“The ongoing recovery in the…office market is a result of the turnaround in the resource sector, which is driving the take-up of space underpinned by strong growth in white-collar employment,” Mr Martin-Henry said.
“Perth’s net effective rents increased by 11.7pc last year while net face rents rose 2.3pc, which despite sounding marginal, is a strong result for an office market that has been under intense pressure over the last few years”.
Perth (and Brisbane) is not set to see any material increase in office supply this calendar year – a boon for landlords wanting to see rents continue pushing upwards.
Colleague Andrew Denny, senior director, Office Leasing, said demand for Perth CBD offices is rising in line with the resources sector.
“We expect 2020 to be a similar year to 2019 for the CBD market, with the pace of the recovery increasing.
“We are seeing falling vacancies, continuing reductions in incentive levels at the top end of the market and some rent increases.
“It is likely these incentive reductions will spread to the A-Grade sector of the market”.
Perth CBD vacancy is forecast to fall to around 15.5 per cent by the end of 2020.
Effective rental growth should circle 12.5pc for the prime sector, Mr Denny said.
“This is likely to be the highest level of growth in the country”.
The city should see some supply added – the Capital Square project currently awaiting approval seeking to add about 20,000-30,000 sqm by 2023.
Several tenants in the market looking to pre-commit to new buildings include Murdoch University for 15,000 sqm.
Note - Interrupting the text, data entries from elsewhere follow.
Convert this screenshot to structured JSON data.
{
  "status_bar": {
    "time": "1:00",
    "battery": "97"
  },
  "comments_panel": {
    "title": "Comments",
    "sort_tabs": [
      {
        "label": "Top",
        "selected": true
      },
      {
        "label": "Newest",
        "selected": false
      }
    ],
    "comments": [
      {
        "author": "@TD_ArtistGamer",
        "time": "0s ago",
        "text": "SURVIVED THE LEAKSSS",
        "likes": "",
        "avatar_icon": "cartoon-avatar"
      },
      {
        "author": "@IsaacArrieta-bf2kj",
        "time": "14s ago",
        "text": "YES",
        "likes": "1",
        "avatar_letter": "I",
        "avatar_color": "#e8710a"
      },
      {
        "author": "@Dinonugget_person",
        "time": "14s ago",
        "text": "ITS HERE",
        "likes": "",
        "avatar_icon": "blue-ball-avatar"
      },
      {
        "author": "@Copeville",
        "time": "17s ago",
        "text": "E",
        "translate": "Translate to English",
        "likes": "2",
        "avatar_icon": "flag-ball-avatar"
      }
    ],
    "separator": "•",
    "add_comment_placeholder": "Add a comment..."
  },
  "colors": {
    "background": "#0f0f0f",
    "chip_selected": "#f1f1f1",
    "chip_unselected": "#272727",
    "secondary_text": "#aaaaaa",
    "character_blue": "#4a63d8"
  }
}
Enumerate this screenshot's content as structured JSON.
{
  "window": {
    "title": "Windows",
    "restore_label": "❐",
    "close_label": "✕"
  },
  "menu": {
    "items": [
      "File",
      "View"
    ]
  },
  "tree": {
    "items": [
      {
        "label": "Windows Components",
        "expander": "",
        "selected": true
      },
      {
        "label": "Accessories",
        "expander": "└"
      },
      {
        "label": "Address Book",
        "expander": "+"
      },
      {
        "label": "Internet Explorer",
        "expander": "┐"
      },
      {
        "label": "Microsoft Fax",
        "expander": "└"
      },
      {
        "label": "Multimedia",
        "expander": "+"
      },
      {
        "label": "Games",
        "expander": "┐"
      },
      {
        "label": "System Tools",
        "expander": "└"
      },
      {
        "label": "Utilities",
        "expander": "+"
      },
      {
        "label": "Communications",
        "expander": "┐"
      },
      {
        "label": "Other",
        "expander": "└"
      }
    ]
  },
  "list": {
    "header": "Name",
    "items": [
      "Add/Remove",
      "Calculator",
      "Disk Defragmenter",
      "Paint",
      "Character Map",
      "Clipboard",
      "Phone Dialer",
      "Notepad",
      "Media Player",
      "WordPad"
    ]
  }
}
Those lease pre-commitments are likely to be secured this year, for buildings one can expect would then start being constructed in 2021.
Adelaide’s “new generation” A-grade buildings are essentially full – with little or no vacancy for contiguous space.
With that, face rents rose and incentives fell.
The CBD recorded a slight vacancy drop since July – from 14pc to 12.8pc.
CBRE senior director, Office Leasing, Andrew Bahr said there are still “a good number” of older generation A-grade buildings in the market with vacancy.
“Lease terms in those buildings are still equivalent to what they were 12 months ago, with incentives remaining at around 30-35pc.
“However, with no new buildings mooted for development until 2023 at the earliest, aside from 108 Wakefield Street that is currently under construction, conditions are expected to continue to improve for landlords,” according to the executive.
“We’ve already had very good enquiry this year, with demand being even stronger than it was at the end of last year, which bodes well for 2020”.
The city’s two large development briefs are for the state government’s DPTI, for 25,000 sqm, and the federal government (30,000 sqm).
Decisions about these pre-commitments are expected within five months.
The projects should be completed by about 2023, Mr Bahr added.
“If they proceed, there’ll be 35,000- 40,000 sqm of backfill space physically entering the market when those departments relocate out of existing CBD buildings.
“While the market is tightening at present, and we’re experiencing good growth and demand, there’s no room for complacency and owners will need to focus on optimising their existing product and recommitting to their assets in order to stay competitive.
“Overall, though, it’s the best conditions we’ve had in the Adelaide market for a long time.
“It was a tenant market for a long time, but it’s certainly swung in favour of the landlords, and that will continue through 2020”.